District heating has significant potential to reduce energy bills and carbon. We are investing £320m in the sector through the Heat Networks Investment Project launching in the autumn to ensure consumers benefit from this opportunity and get a fair deal; a number of pilot projects have already received funding.
In the 2017 Clean Growth Strategy BEIS assessed the carbon cost-effectiveness of various technologies including district heating systems at an estimated £184/tCO2e for domestic district heating (undiscounted, 2015 prices), and £224/CO2e for non-domestic district heating. These figures do not account for the network benefits of district heating systems and the option value of exploiting future low-carbon heating technologies at large-scale.
The Heat Network (Metering and Billing) Regulations 2014 require heat suppliers to install individual heat meters in all newly constructed buildings connected to district heat networks.
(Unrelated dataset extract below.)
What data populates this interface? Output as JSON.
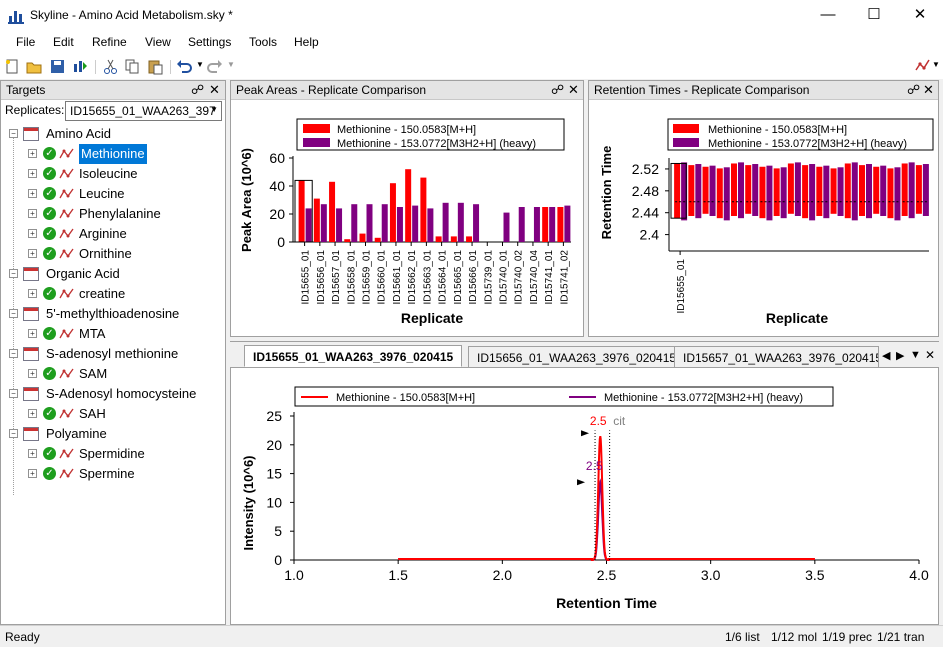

The regulations require that bills for those metered properties are accurate, based on actual consumption, and that they clearly set out how the bill was calculated.